Please return the lines of the data that contain "desc".

## Record set
——

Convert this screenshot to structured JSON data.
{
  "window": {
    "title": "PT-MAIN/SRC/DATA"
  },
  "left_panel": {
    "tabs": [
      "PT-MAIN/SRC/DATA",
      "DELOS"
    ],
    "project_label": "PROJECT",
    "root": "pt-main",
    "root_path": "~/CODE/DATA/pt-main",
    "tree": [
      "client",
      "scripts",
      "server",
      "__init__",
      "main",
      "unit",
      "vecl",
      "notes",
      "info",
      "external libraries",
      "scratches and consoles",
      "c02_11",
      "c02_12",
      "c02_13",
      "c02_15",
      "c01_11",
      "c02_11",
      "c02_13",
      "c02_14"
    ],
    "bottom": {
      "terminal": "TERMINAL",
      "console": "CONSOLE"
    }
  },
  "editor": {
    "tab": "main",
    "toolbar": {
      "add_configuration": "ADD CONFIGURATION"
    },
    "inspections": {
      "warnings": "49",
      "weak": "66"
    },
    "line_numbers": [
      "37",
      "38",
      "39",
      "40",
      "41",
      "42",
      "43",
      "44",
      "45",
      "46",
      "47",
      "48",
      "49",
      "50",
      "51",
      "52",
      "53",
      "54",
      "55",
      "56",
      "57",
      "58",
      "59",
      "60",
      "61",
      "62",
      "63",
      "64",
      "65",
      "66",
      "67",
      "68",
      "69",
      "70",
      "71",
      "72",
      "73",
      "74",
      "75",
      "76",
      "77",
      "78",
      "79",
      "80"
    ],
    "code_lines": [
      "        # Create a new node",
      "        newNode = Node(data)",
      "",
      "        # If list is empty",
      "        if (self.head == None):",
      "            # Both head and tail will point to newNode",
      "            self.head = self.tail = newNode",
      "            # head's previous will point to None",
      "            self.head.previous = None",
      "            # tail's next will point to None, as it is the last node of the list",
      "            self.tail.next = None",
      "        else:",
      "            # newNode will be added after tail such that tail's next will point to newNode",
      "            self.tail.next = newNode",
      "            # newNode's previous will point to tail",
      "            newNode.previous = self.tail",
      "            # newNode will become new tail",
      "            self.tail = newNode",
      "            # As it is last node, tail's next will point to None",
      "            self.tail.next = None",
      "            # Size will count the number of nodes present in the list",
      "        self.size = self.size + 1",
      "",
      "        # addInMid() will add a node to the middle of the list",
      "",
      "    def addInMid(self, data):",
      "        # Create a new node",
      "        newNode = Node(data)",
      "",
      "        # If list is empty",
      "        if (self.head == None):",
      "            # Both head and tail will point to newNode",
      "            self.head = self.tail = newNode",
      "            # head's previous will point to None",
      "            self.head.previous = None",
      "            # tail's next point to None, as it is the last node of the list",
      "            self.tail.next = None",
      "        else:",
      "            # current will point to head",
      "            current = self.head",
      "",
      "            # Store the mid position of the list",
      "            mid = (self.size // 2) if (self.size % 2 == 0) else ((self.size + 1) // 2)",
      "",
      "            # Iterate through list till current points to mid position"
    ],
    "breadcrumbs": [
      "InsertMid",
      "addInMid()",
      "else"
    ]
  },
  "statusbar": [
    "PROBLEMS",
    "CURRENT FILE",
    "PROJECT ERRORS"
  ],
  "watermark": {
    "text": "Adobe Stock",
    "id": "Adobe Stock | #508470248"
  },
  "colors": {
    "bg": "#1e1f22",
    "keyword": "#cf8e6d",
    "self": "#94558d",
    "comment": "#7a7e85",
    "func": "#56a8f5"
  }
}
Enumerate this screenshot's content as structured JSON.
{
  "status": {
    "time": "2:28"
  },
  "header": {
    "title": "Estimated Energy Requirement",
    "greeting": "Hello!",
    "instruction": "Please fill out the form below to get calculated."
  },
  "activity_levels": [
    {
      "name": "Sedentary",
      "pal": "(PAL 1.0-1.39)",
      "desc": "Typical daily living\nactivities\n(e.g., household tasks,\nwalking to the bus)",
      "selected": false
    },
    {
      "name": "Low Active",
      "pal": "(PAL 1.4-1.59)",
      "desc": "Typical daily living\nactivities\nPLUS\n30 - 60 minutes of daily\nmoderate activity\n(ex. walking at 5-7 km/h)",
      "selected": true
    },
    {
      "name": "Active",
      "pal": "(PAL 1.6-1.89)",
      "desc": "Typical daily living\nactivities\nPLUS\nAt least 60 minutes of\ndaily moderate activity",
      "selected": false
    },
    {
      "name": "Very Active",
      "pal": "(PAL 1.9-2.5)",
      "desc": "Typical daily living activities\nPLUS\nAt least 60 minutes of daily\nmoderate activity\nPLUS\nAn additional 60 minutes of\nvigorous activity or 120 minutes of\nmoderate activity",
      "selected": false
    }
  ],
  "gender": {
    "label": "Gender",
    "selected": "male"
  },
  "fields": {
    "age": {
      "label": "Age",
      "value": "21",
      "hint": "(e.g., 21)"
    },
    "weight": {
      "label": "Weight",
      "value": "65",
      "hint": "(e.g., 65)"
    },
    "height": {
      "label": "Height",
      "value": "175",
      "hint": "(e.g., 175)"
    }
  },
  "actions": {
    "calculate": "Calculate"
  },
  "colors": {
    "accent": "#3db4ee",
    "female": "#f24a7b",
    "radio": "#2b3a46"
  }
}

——

## Solution to this task
      "desc": "Typical daily living\nactivities\n(e.g., household tasks,\nwalking to the bus)",
      "desc": "Typical daily living\nactivities\nPLUS\n30 - 60 minutes of daily\nmoderate activity\n(ex. walking at 5-7 km/h)",
      "desc": "Typical daily living\nactivities\nPLUS\nAt least 60 minutes of\ndaily moderate activity",
      "desc": "Typical daily living activities\nPLUS\nAt least 60 minutes of daily\nmoderate activity\nPLUS\nAn additional 60 minutes of\nvigorous activity or 120 minutes of\nmoderate activity",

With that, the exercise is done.